Source material |
○ ○ ○ ○ ○

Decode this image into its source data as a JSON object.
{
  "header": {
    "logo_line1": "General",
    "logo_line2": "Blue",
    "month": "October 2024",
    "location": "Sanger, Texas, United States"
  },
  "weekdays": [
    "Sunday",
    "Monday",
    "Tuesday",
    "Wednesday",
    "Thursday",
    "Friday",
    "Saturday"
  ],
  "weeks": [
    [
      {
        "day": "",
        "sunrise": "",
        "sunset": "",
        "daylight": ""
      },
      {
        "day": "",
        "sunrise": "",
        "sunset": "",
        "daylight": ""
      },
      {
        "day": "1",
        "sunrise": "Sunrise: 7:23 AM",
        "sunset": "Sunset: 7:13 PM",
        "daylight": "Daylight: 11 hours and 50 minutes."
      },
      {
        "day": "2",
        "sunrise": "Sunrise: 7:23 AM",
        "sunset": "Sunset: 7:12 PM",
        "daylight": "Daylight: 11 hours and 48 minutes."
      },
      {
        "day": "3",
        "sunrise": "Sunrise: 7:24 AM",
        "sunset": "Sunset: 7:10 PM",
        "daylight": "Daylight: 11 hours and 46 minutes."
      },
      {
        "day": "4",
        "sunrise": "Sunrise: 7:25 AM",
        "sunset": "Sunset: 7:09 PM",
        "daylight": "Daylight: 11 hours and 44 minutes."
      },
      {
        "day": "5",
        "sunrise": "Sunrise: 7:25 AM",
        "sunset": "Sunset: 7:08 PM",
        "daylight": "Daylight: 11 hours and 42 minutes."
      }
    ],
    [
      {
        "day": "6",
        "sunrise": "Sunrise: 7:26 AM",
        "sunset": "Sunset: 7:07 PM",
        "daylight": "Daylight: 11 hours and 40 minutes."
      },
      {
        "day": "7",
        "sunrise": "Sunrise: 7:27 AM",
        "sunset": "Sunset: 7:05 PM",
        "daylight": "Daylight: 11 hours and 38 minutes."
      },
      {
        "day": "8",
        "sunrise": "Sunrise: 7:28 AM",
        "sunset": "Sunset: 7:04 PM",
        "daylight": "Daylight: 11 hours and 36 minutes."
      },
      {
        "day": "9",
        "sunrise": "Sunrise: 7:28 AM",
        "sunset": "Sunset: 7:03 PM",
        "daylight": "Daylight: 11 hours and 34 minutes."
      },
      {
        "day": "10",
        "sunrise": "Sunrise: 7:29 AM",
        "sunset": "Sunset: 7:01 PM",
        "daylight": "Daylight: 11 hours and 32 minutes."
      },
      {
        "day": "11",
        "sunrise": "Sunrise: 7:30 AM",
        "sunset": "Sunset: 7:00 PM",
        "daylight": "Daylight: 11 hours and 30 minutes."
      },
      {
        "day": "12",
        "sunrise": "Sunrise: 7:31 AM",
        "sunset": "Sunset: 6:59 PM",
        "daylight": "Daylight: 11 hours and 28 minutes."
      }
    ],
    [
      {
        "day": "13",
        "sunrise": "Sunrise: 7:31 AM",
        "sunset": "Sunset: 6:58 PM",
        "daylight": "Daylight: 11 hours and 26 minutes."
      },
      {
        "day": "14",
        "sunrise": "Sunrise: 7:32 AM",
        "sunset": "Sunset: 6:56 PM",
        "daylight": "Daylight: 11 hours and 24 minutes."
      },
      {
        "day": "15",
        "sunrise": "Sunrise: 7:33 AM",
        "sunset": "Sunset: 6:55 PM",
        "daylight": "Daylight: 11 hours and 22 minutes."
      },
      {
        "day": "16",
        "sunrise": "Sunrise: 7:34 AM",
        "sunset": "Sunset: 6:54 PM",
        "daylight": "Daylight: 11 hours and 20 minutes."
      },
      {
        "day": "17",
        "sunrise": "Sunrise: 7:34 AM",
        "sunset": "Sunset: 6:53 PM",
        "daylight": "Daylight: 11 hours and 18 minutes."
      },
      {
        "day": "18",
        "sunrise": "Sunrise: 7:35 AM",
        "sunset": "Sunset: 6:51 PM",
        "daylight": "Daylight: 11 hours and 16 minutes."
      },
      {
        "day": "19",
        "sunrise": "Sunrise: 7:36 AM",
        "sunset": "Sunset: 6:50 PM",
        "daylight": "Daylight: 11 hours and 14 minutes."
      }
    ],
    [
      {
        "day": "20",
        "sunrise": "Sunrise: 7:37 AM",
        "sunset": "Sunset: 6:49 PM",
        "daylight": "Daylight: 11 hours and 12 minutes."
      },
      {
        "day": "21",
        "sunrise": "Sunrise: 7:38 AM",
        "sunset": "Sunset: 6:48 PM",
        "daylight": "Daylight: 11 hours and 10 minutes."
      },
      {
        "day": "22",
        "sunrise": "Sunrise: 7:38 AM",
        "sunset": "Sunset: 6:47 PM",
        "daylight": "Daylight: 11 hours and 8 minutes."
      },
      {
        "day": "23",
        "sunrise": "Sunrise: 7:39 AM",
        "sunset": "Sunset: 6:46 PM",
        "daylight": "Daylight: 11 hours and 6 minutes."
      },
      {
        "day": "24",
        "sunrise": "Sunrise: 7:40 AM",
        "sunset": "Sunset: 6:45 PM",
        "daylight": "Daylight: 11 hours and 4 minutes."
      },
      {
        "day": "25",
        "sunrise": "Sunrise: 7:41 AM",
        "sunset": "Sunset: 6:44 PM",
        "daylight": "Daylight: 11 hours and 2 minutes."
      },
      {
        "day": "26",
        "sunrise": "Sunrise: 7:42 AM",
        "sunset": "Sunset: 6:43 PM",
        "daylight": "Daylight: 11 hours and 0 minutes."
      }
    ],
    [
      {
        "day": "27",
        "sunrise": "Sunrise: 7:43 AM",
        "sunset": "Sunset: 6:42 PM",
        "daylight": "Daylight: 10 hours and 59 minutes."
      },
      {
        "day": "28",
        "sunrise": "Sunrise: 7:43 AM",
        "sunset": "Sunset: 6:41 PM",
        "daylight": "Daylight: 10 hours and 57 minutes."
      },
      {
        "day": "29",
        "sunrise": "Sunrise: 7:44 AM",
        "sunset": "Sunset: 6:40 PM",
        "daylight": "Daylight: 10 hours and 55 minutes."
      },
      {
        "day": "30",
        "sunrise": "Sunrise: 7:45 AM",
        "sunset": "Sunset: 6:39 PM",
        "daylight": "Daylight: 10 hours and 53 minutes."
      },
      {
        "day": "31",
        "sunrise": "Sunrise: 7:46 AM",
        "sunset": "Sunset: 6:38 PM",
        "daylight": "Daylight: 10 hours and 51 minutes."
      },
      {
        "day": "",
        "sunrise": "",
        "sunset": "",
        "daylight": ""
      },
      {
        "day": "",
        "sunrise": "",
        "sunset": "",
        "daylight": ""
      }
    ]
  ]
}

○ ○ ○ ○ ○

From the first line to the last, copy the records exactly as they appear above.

Output for this exercise |
Decode this image into its source data as a JSON object.
{
  "header": {
    "logo_line1": "General",
    "logo_line2": "Blue",
    "month": "October 2024",
    "location": "Sanger, Texas, United States"
  },
  "weekdays": [
    "Sunday",
    "Monday",
    "Tuesday",
    "Wednesday",
    "Thursday",
    "Friday",
    "Saturday"
  ],
  "weeks": [
    [
      {
        "day": "",
        "sunrise": "",
        "sunset": "",
        "daylight": ""
      },
      {
        "day": "",
        "sunrise": "",
        "sunset": "",
        "daylight": ""
      },
      {
        "day": "1",
        "sunrise": "Sunrise: 7:23 AM",
        "sunset": "Sunset: 7:13 PM",
        "daylight": "Daylight: 11 hours and 50 minutes."
      },
      {
        "day": "2",
        "sunrise": "Sunrise: 7:23 AM",
        "sunset": "Sunset: 7:12 PM",
        "daylight": "Daylight: 11 hours and 48 minutes."
      },
      {
        "day": "3",
        "sunrise": "Sunrise: 7:24 AM",
        "sunset": "Sunset: 7:10 PM",
        "daylight": "Daylight: 11 hours and 46 minutes."
      },
      {
        "day": "4",
        "sunrise": "Sunrise: 7:25 AM",
        "sunset": "Sunset: 7:09 PM",
        "daylight": "Daylight: 11 hours and 44 minutes."
      },
      {
        "day": "5",
        "sunrise": "Sunrise: 7:25 AM",
        "sunset": "Sunset: 7:08 PM",
        "daylight": "Daylight: 11 hours and 42 minutes."
      }
    ],
    [
      {
        "day": "6",
        "sunrise": "Sunrise: 7:26 AM",
        "sunset": "Sunset: 7:07 PM",
        "daylight": "Daylight: 11 hours and 40 minutes."
      },
      {
        "day": "7",
        "sunrise": "Sunrise: 7:27 AM",
        "sunset": "Sunset: 7:05 PM",
        "daylight": "Daylight: 11 hours and 38 minutes."
      },
      {
        "day": "8",
        "sunrise": "Sunrise: 7:28 AM",
        "sunset": "Sunset: 7:04 PM",
        "daylight": "Daylight: 11 hours and 36 minutes."
      },
      {
        "day": "9",
        "sunrise": "Sunrise: 7:28 AM",
        "sunset": "Sunset: 7:03 PM",
        "daylight": "Daylight: 11 hours and 34 minutes."
      },
      {
        "day": "10",
        "sunrise": "Sunrise: 7:29 AM",
        "sunset": "Sunset: 7:01 PM",
        "daylight": "Daylight: 11 hours and 32 minutes."
      },
      {
        "day": "11",
        "sunrise": "Sunrise: 7:30 AM",
        "sunset": "Sunset: 7:00 PM",
        "daylight": "Daylight: 11 hours and 30 minutes."
      },
      {
        "day": "12",
        "sunrise": "Sunrise: 7:31 AM",
        "sunset": "Sunset: 6:59 PM",
        "daylight": "Daylight: 11 hours and 28 minutes."
      }
    ],
    [
      {
        "day": "13",
        "sunrise": "Sunrise: 7:31 AM",
        "sunset": "Sunset: 6:58 PM",
        "daylight": "Daylight: 11 hours and 26 minutes."
      },
      {
        "day": "14",
        "sunrise": "Sunrise: 7:32 AM",
        "sunset": "Sunset: 6:56 PM",
        "daylight": "Daylight: 11 hours and 24 minutes."
      },
      {
        "day": "15",
        "sunrise": "Sunrise: 7:33 AM",
        "sunset": "Sunset: 6:55 PM",
        "daylight": "Daylight: 11 hours and 22 minutes."
      },
      {
        "day": "16",
        "sunrise": "Sunrise: 7:34 AM",
        "sunset": "Sunset: 6:54 PM",
        "daylight": "Daylight: 11 hours and 20 minutes."
      },
      {
        "day": "17",
        "sunrise": "Sunrise: 7:34 AM",
        "sunset": "Sunset: 6:53 PM",
        "daylight": "Daylight: 11 hours and 18 minutes."
      },
      {
        "day": "18",
        "sunrise": "Sunrise: 7:35 AM",
        "sunset": "Sunset: 6:51 PM",
        "daylight": "Daylight: 11 hours and 16 minutes."
      },
      {
        "day": "19",
        "sunrise": "Sunrise: 7:36 AM",
        "sunset": "Sunset: 6:50 PM",
        "daylight": "Daylight: 11 hours and 14 minutes."
      }
    ],
    [
      {
        "day": "20",
        "sunrise": "Sunrise: 7:37 AM",
        "sunset": "Sunset: 6:49 PM",
        "daylight": "Daylight: 11 hours and 12 minutes."
      },
      {
        "day": "21",
        "sunrise": "Sunrise: 7:38 AM",
        "sunset": "Sunset: 6:48 PM",
        "daylight": "Daylight: 11 hours and 10 minutes."
      },
      {
        "day": "22",
        "sunrise": "Sunrise: 7:38 AM",
        "sunset": "Sunset: 6:47 PM",
        "daylight": "Daylight: 11 hours and 8 minutes."
      },
      {
        "day": "23",
        "sunrise": "Sunrise: 7:39 AM",
        "sunset": "Sunset: 6:46 PM",
        "daylight": "Daylight: 11 hours and 6 minutes."
      },
      {
        "day": "24",
        "sunrise": "Sunrise: 7:40 AM",
        "sunset": "Sunset: 6:45 PM",
        "daylight": "Daylight: 11 hours and 4 minutes."
      },
      {
        "day": "25",
        "sunrise": "Sunrise: 7:41 AM",
        "sunset": "Sunset: 6:44 PM",
        "daylight": "Daylight: 11 hours and 2 minutes."
      },
      {
        "day": "26",
        "sunrise": "Sunrise: 7:42 AM",
        "sunset": "Sunset: 6:43 PM",
        "daylight": "Daylight: 11 hours and 0 minutes."
      }
    ],
    [
      {
        "day": "27",
        "sunrise": "Sunrise: 7:43 AM",
        "sunset": "Sunset: 6:42 PM",
        "daylight": "Daylight: 10 hours and 59 minutes."
      },
      {
        "day": "28",
        "sunrise": "Sunrise: 7:43 AM",
        "sunset": "Sunset: 6:41 PM",
        "daylight": "Daylight: 10 hours and 57 minutes."
      },
      {
        "day": "29",
        "sunrise": "Sunrise: 7:44 AM",
        "sunset": "Sunset: 6:40 PM",
        "daylight": "Daylight: 10 hours and 55 minutes."
      },
      {
        "day": "30",
        "sunrise": "Sunrise: 7:45 AM",
        "sunset": "Sunset: 6:39 PM",
        "daylight": "Daylight: 10 hours and 53 minutes."
      },
      {
        "day": "31",
        "sunrise": "Sunrise: 7:46 AM",
        "sunset": "Sunset: 6:38 PM",
        "daylight": "Daylight: 10 hours and 51 minutes."
      },
      {
        "day": "",
        "sunrise": "",
        "sunset": "",
        "daylight": ""
      },
      {
        "day": "",
        "sunrise": "",
        "sunset": "",
        "daylight": ""
      }
    ]
  ]
}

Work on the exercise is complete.